From ONE Magazine
House of Blessings
by Christian Molidor, R.S.M. and Jomi Thomas
On 6 December 1992, a mob of Hindu extremists — some 200,000 strong — descended on the Babri Mosque in the northern Indian town of Ayodhya, tearing it down in minutes. In the months that followed, sectarian violence spread through the country, particularly in the slums of Mumbai. When the unrest subsided, more than 2,000 people had been killed.
As the riots spilled out across Mumbai, officials of the Syro-Malabar Catholic Church in the southern state of Kerala expressed concern for the safety of their religious sisters living there; Christians had been caught in the crossfire in the past. With this in mind, church officials sent a rescue party to the city’s largest slum, Dharavi, where a small community of Nirmala Dasi Sisters had been living since 1989.
But their fears proved unfounded. Residents of the slum, Hindu and Muslim alike, had stationed themselves in front of the convent, protecting the sisters from harm. It was a testament to the sisters’ work on behalf of the elderly, disabled and sickly. Irrespective of caste or creed, the sisters served those most in need — and their warring neighbors came together to protect them.
The sisters turned back the rescue party. Even amid some of the worst rioting in Mumbai, they felt safe.
The Society of Nirmala Dasi (Servants of God) was founded in 1971 by Mar Joseph Kundukulam, the late Syro-Malabar Catholic Archbishop of Trichur (a city in central Kerala), and Msgr. Joseph Vilangadan, who continues to serve the community as a spiritual director.
When serving as a parish priest, Mar Joseph asked for volunteers among his parishioners to help care for the women and children living at St. Christina’s Home, a residence he had founded in 1967 for unwed mothers and their children. A few years later, when ordained bishop of Trichur, Mar Joseph created a pious association for his volunteers, who asked to form a religious community. Today, the society’s 265 sisters operate 38 houses, most of which are in India.
Unlike other religious communities for women in India, the Nirmala Dasi Sisters do not own or operate schools or hospitals. And higher degrees or other professional credentials are not considered essential to their vocation as servants of God; refusing recompense for their services, however, is.
Anugraha Sadan (House of Blessings) is a typical Nirmala Dasi house. Located in Trichur, it serves 20 children and young adults with severe mental and physical disabilities. Some were abandoned as babies by their parents. Others were brought by well-meaning parents who felt they could not provide the special care their children required.

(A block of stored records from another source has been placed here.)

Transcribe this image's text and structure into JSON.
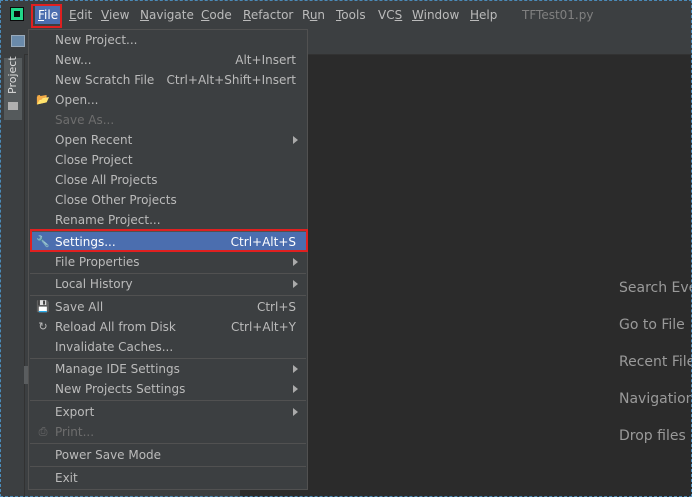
{
  "menubar": {
    "items": [
      {
        "label": "File",
        "accel": "F",
        "rest": "ile",
        "active": true
      },
      {
        "label": "Edit",
        "accel": "E",
        "rest": "dit"
      },
      {
        "label": "View",
        "accel": "V",
        "rest": "iew"
      },
      {
        "label": "Navigate",
        "accel": "N",
        "rest": "avigate"
      },
      {
        "label": "Code",
        "accel": "C",
        "rest": "ode"
      },
      {
        "label": "Refactor",
        "accel": "R",
        "rest": "efactor"
      },
      {
        "label": "Run",
        "pre": "R",
        "accel": "u",
        "rest": "n"
      },
      {
        "label": "Tools",
        "accel": "T",
        "rest": "ools"
      },
      {
        "label": "VCS",
        "pre": "VC",
        "accel": "S",
        "rest": ""
      },
      {
        "label": "Window",
        "accel": "W",
        "rest": "indow"
      },
      {
        "label": "Help",
        "accel": "H",
        "rest": "elp"
      }
    ],
    "title": "TFTest01.py"
  },
  "sidebar": {
    "project_tab": "Project"
  },
  "file_menu": {
    "items": [
      {
        "label": "New Project...",
        "shortcut": ""
      },
      {
        "label": "New...",
        "shortcut": "Alt+Insert"
      },
      {
        "label": "New Scratch File",
        "shortcut": "Ctrl+Alt+Shift+Insert"
      },
      {
        "label": "Open...",
        "shortcut": "",
        "icon": "folder-open-icon"
      },
      {
        "label": "Save As...",
        "shortcut": "",
        "disabled": true
      },
      {
        "label": "Open Recent",
        "submenu": true
      },
      {
        "label": "Close Project"
      },
      {
        "label": "Close All Projects"
      },
      {
        "label": "Close Other Projects"
      },
      {
        "label": "Rename Project..."
      },
      {
        "label": "Settings...",
        "shortcut": "Ctrl+Alt+S",
        "selected": true,
        "icon": "wrench-icon"
      },
      {
        "label": "File Properties",
        "submenu": true
      },
      {
        "label": "Local History",
        "submenu": true
      },
      {
        "label": "Save All",
        "shortcut": "Ctrl+S",
        "icon": "save-icon"
      },
      {
        "label": "Reload All from Disk",
        "shortcut": "Ctrl+Alt+Y",
        "icon": "reload-icon"
      },
      {
        "label": "Invalidate Caches..."
      },
      {
        "label": "Manage IDE Settings",
        "submenu": true
      },
      {
        "label": "New Projects Settings",
        "submenu": true
      },
      {
        "label": "Export",
        "submenu": true
      },
      {
        "label": "Print...",
        "disabled": true,
        "icon": "print-icon"
      },
      {
        "label": "Power Save Mode"
      },
      {
        "label": "Exit"
      }
    ]
  },
  "welcome": {
    "lines": [
      "Search Eve",
      "Go to File",
      "Recent File",
      "Navigation",
      "Drop files"
    ]
  },
  "colors": {
    "selection": "#4b6eaf",
    "highlight_box": "#e02020",
    "background": "#2b2b2b"
  }
}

On a recent visit, the sisters were busy dressing Chinnu, a 3-year-old girl whose neurological disorder makes her unable to speak or walk. Her father abandoned the family shortly after Chinnu's birth. Chinnu’s mother works as a nurse, which is only possible because the Nirmala Dasi Sisters care for Chinnu.

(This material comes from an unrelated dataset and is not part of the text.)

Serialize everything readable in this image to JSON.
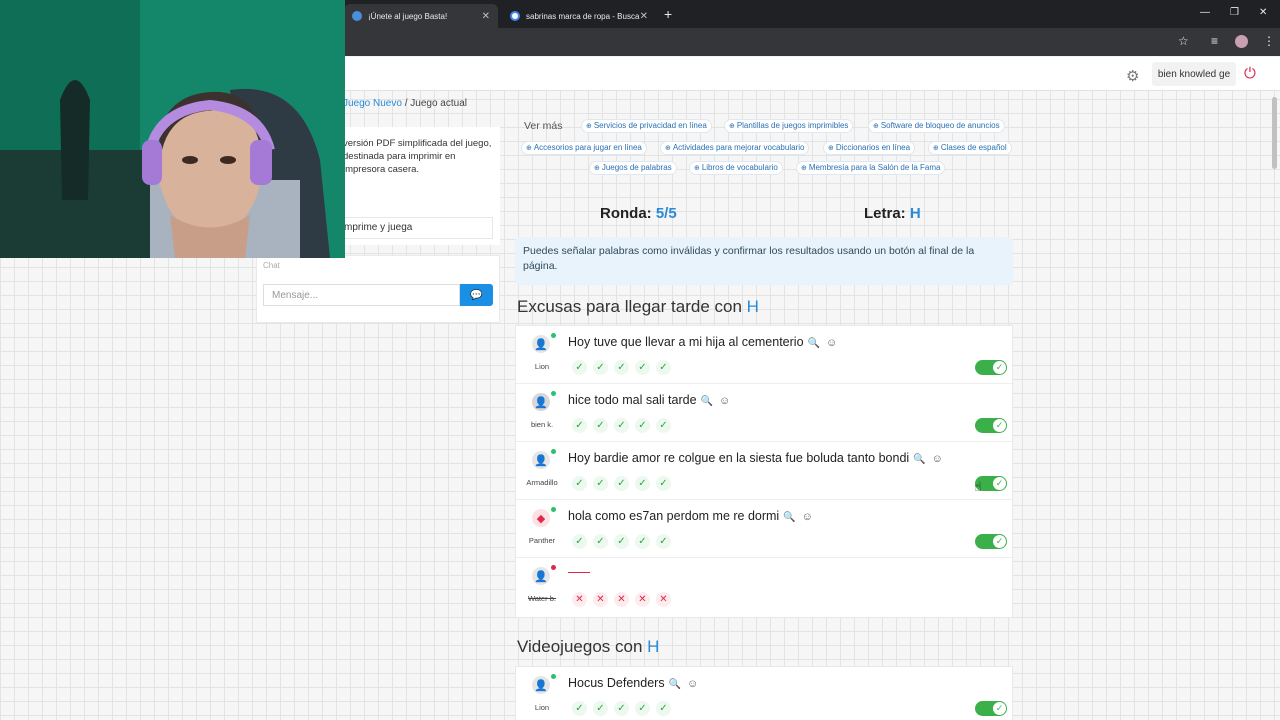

“Whenever I enter the room, I spend time with Chinnu or she’ll cry,” said Sister Agnes, the superior of the house who supervises the other four sisters and five lay staff members.
Nearly all of the disabled here require assistance to dress, bathe and eat. Doctors make regular visits, yet for most of the patients there is little hope for permanent improvement.
But a few, like 5-year-old Manikandan, may not need such close attention for long. “I want to go to school and learn, and I am sure that the sisters will send me,” he said. Though he has minor physical disabilities, Manikandan is one of the few residents who can speak cogently. But for now, he prefers to stay at Anugraha Sadan.
“I don’t want to go home because this place is very nice to me. I have friends and food; I sing songs and watch television.”
The accommodations are clean but sparse. Beds are the only furniture, and there is a single television. The sisters are used to the simplicity — they take vows of poverty. But for the lay staff, the demands of the job can be daunting.
“When I first came here, I cried and didn’t want to do all that was required to help these children out,” said Sreeja, a young assistant. “But after two days, I jumped in. And getting love from these children is now the joy of my life.”
There are several other Nirmala Dasi houses nearby, including the motherhouse. In the nearby village of Edakalathur, a Nirmala Dasi home serves both the impoverished elderly and, like Anugraha Sadan, mentally and physically disabled children. At yet another house in the area, the Pope Paul Mercy Home, sisters tend to the mentally disabled and people with H.I.V. and AIDS.
“We are badly in need of more space to accommodate more patients,” said Sister Mercy Thattil, Mother General of the Nirmala Dasi Sisters.
While most of the society’s houses are in Kerala, the Nirmala Dasi Sisters operate throughout India. They also have opened houses in Kenya and Hungary.
“We are getting invitations to open houses in Germany, Italy and other European countries,” Msgr. Vilangadan said.
“But our congregation of sisters is devoted to the poorest and neediest of peoples. We prefer working in underdeveloped countries.”
In India, he said, much work remains to be done.
A photojournalist, Mercy Sister Christian Molidor is special assistant to CNEWAs secretary general. Jomi Thomas is a staff writer for CNEWA’s Ernakulam office.